Here’s the inevitable question: Does it have what it takes to stand the test of time? Bangkok’s clubbing history is full of closed doors of once banging megaclubs we’ve already said goodbye to with names such as Ministry of Sound and Club Astra.
“The club is hands down the best club in Bangkok. Incredible sound and lighting system, but sadly there isn’t enough of a crowd to really take full advantage of somewhere like that yet,” Bangkok Dnb DJ Delorean said. “For now the uptake seems to be mostly the Thonglor hipsters who jump on anything new, but only time will tell if Beam can keep to their guns of playing underground music and bringing upcoming DJs and producers, as it’s not an easy thing to do in this city – especially trying to make money doing it.”
Me personally, I think it’s going to take clever bookings to create a loyal following with both local and international DJs. In the end, only time will tell, and I wish them best of luck.
State of the DJ Union
On the same day as Beam’s opening party was Red Bull’s Thre3style World DJ contest. This event takes place in 24 cities around the world, where the best of the best battle it out for world supremacy. (Ed. note: Through modesty false or genuine, Dragon fails to mention he was a competitor last year.)
For the initiated, this is not the kind of cake-throwing or fist-pumping action found at every commercial EDM rave, but more about technical turntable wizardry as contestants mix, scratch and mash-up tracks in a 10-minute time limit.
Six of Bangkok’s best turntablists battled it out Friday for a chance to represent their homeland in the world finals.
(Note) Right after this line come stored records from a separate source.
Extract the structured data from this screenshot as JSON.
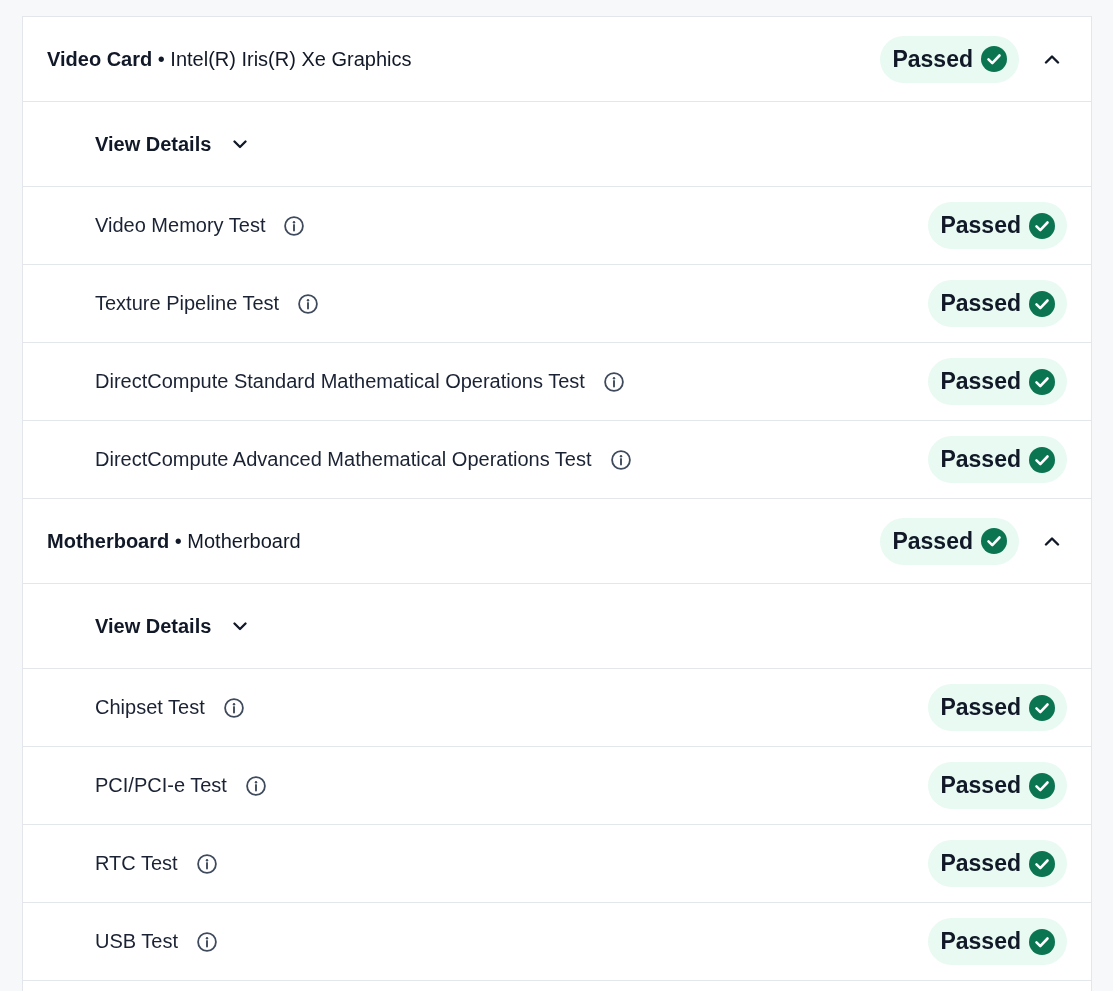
{
  "sections": [
    {
      "title": "**Video Card** • Intel(R) Iris(R) Xe Graphics",
      "status": {
        "label": "Passed",
        "kind": "passed"
      },
      "expanded": true,
      "details": {
        "label": "View Details",
        "expanded": false
      },
      "tests": [
        {
          "name": "Video Memory Test",
          "status": {
            "label": "Passed",
            "kind": "passed"
          }
        },
        {
          "name": "Texture Pipeline Test",
          "status": {
            "label": "Passed",
            "kind": "passed"
          }
        },
        {
          "name": "DirectCompute Standard Mathematical Operations Test",
          "status": {
            "label": "Passed",
            "kind": "passed"
          }
        },
        {
          "name": "DirectCompute Advanced Mathematical Operations Test",
          "status": {
            "label": "Passed",
            "kind": "passed"
          }
        }
      ]
    },
    {
      "title": "**Motherboard** • Motherboard",
      "status": {
        "label": "Passed",
        "kind": "passed"
      },
      "expanded": true,
      "details": {
        "label": "View Details",
        "expanded": false
      },
      "tests": [
        {
          "name": "Chipset Test",
          "status": {
            "label": "Passed",
            "kind": "passed"
          }
        },
        {
          "name": "PCI/PCI-e Test",
          "status": {
            "label": "Passed",
            "kind": "passed"
          }
        },
        {
          "name": "RTC Test",
          "status": {
            "label": "Passed",
            "kind": "passed"
          }
        },
        {
          "name": "USB Test",
          "status": {
            "label": "Passed",
            "kind": "passed"
          }
        }
      ]
    }
  ]
}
It was an intense battle, but in the end DJ Bomber Selecta destroyed the set and was crowned winner. To see this year’s winner go against the world’s best shows Thailand has world class talent.
(Though wouldn’t it be great if one day we could have booking agents, clubs and record labels looking toward the land o’ smiles to add artists to their roster?)
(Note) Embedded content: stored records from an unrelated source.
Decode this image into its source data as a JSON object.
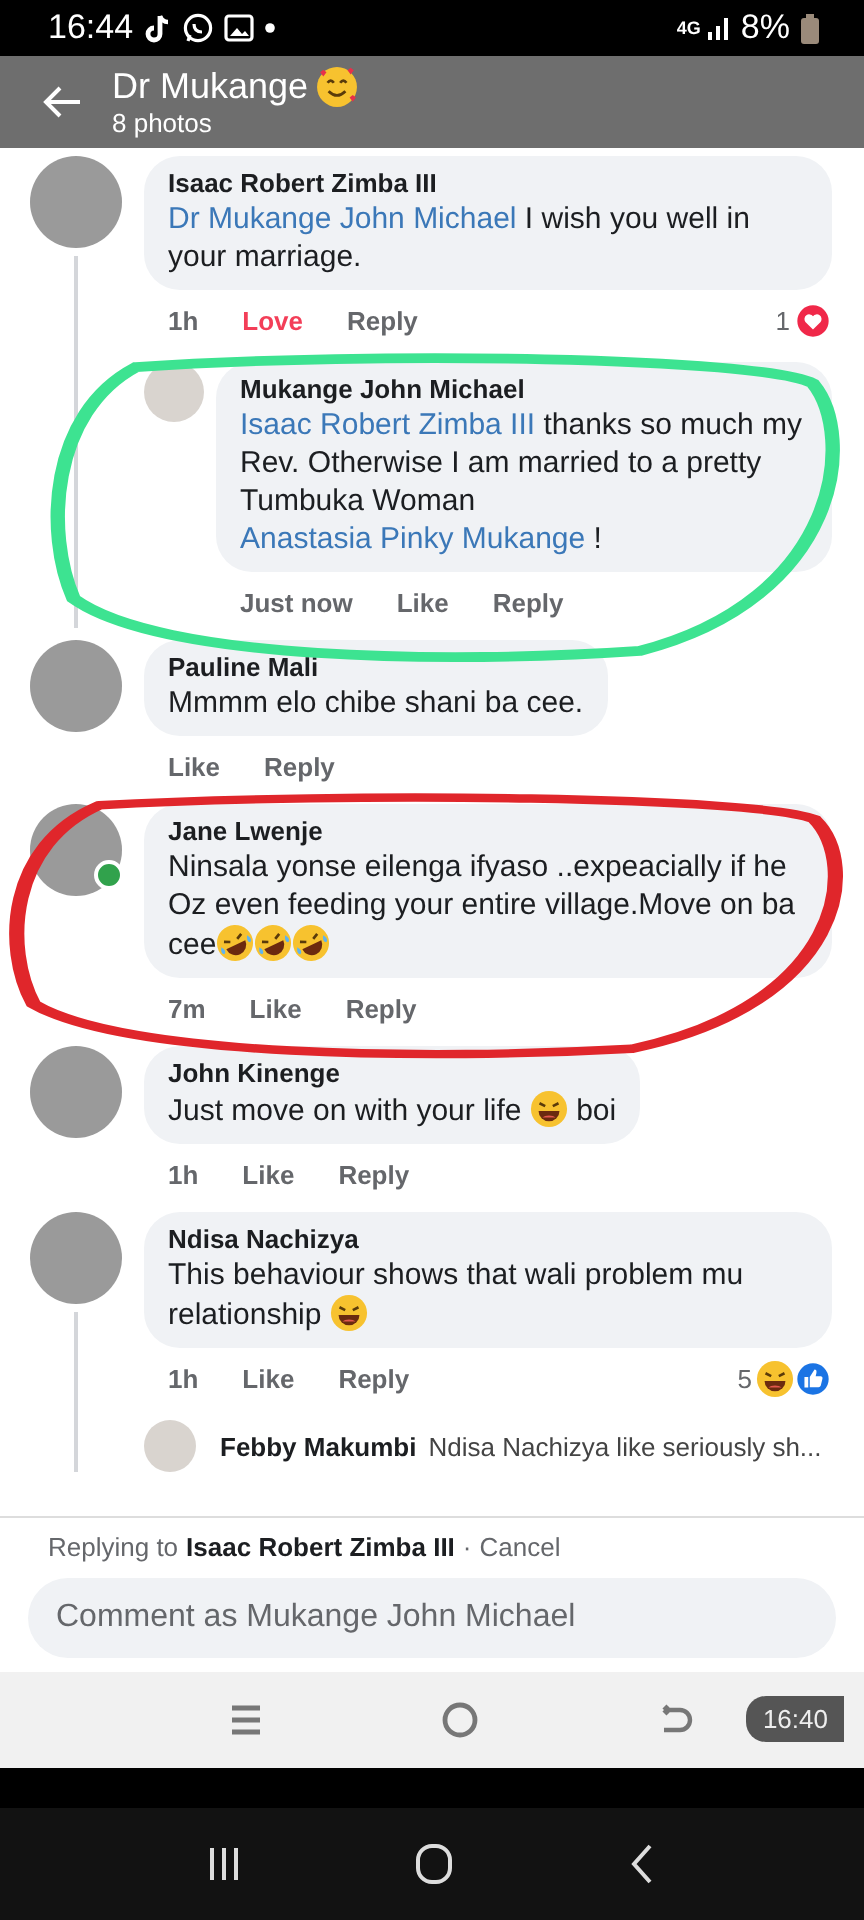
{
  "status_bar": {
    "time": "16:44",
    "network": "4G",
    "battery": "8%"
  },
  "header": {
    "title": "Dr Mukange",
    "subtitle": "8 photos"
  },
  "comments": [
    {
      "kind": "full",
      "author": "Isaac Robert Zimba III",
      "segments": [
        {
          "kind": "mention",
          "text": "Dr Mukange John Michael"
        },
        {
          "kind": "plain",
          "text": " I wish you well in your marriage."
        }
      ],
      "time": "1h",
      "like_label": "Love",
      "reacted": true,
      "reply_label": "Reply",
      "reaction_count": "1",
      "reactions": [
        {
          "kind": "love"
        }
      ],
      "children": [
        {
          "kind": "full",
          "author": "Mukange John Michael",
          "segments": [
            {
              "kind": "mention",
              "text": "Isaac Robert Zimba III"
            },
            {
              "kind": "plain",
              "text": " thanks so much my Rev. Otherwise I am married to a pretty Tumbuka Woman "
            },
            {
              "kind": "mention",
              "text": "Anastasia Pinky Mukange"
            },
            {
              "kind": "plain",
              "text": " !"
            }
          ],
          "time": "Just now",
          "like_label": "Like",
          "reacted": false,
          "reply_label": "Reply",
          "highlight": {
            "color": "#3de391"
          }
        }
      ]
    },
    {
      "kind": "full",
      "author": "Pauline Mali",
      "segments": [
        {
          "kind": "plain",
          "text": "Mmmm elo chibe shani ba cee."
        }
      ],
      "like_label": "Like",
      "reacted": false,
      "reply_label": "Reply"
    },
    {
      "kind": "full",
      "author": "Jane Lwenje",
      "online": true,
      "segments": [
        {
          "kind": "plain",
          "text": "Ninsala yonse eilenga ifyaso ..expeacially if he Oz even feeding your entire village.Move on ba cee"
        },
        {
          "kind": "rofl"
        },
        {
          "kind": "rofl"
        },
        {
          "kind": "rofl"
        }
      ],
      "time": "7m",
      "like_label": "Like",
      "reacted": false,
      "reply_label": "Reply",
      "highlight": {
        "color": "#e0262b"
      }
    },
    {
      "kind": "full",
      "author": "John Kinenge",
      "segments": [
        {
          "kind": "plain",
          "text": "Just move on with your life "
        },
        {
          "kind": "laugh"
        },
        {
          "kind": "plain",
          "text": " boi"
        }
      ],
      "time": "1h",
      "like_label": "Like",
      "reacted": false,
      "reply_label": "Reply"
    },
    {
      "kind": "full",
      "author": "Ndisa Nachizya",
      "segments": [
        {
          "kind": "plain",
          "text": "This behaviour shows that wali problem mu relationship "
        },
        {
          "kind": "laugh"
        }
      ],
      "time": "1h",
      "like_label": "Like",
      "reacted": false,
      "reply_label": "Reply",
      "reaction_count": "5",
      "reactions": [
        {
          "kind": "haha"
        },
        {
          "kind": "like"
        }
      ],
      "children": [
        {
          "kind": "preview",
          "author": "Febby Makumbi",
          "preview": "Ndisa Nachizya like  seriously sh..."
        }
      ]
    }
  ],
  "reply_bar": {
    "prefix": "Replying to",
    "name": "Isaac Robert Zimba III",
    "separator": "·",
    "cancel": "Cancel"
  },
  "composer": {
    "placeholder": "Comment as Mukange John Michael"
  },
  "inner_nav": {
    "toast": "16:40"
  }
}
Prishda Jumsai, aka DJ Wen, is part of Bangkok’s drum ‘n bass scene and a Homebass Communications homie. A longtime Thre3style supporter, Wen said it’s difficult making it as a dude Asian DJ.
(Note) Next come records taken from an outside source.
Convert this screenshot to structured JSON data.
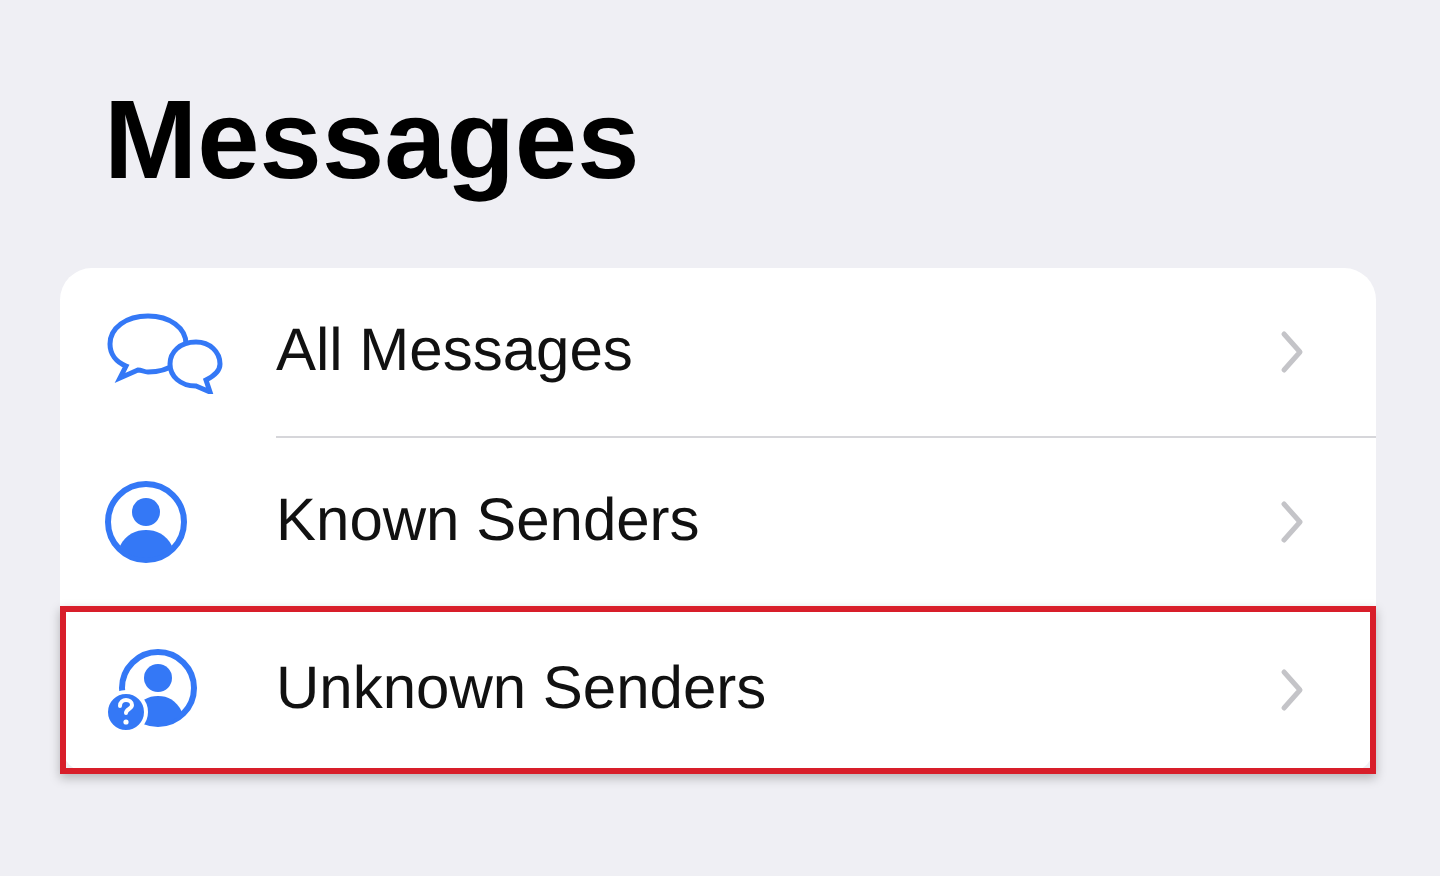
{
  "title": "Messages",
  "items": [
    {
      "label": "All Messages",
      "kind": "chat",
      "highlighted": false
    },
    {
      "label": "Known Senders",
      "kind": "person",
      "highlighted": false
    },
    {
      "label": "Unknown Senders",
      "kind": "unknown",
      "highlighted": true
    }
  ]
}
“That’s unless you grow a pair of breasts – then you will get bookings all across Asia,” Wen said. “It’s going to be hard to compete with DJs from UK or Japan, where the DJ scene is so strong. I wish the 2016 winner, Bomber Selecta, all the best to make Thailand proud.”
On Saturday, I hosted renowned Japanese producer and master turntablist DJ Krush at a Dubway Sessions show on RCA/
Fusing elements of jazz, ethnic Japanese instruments and spirituality in his work, this is a man who has taken Japanese hip-hop to the world stage – all on his own terms – so I wanted to ask him what makes a DJ succeed.
Embracing identity, he suggested.
“It’s best to look into yourself and find your own original sound,” Krush said in the afternoon before his show. “As I traveled the world, I had deeper sense of appreciation of where I was from, and I really wanted to show that in my music.”
“Nobody wants to hear a producer copy from another producer, that’s why it’s important to have faith in your own work,” he said.
This is the kind of attitude DJs and artists from Thailand need to adopt more of.
We need to look toward our own culture, find ideas from that and let that reflect in our art. It’s the only way we can stand out.
Wrapping up, I want to give due credit to the fans who pack the clubs that make all this possible. I heard from Krush’s manager the day after his show that the DJ was very impressed by the energy he got from the crowd, which despite the pounding rain, came to enjoy the vibes.
See you out there.
Top: DJ Bomber Selecta emerges on top Friday at the Red Bull Thre3style DJ Competition.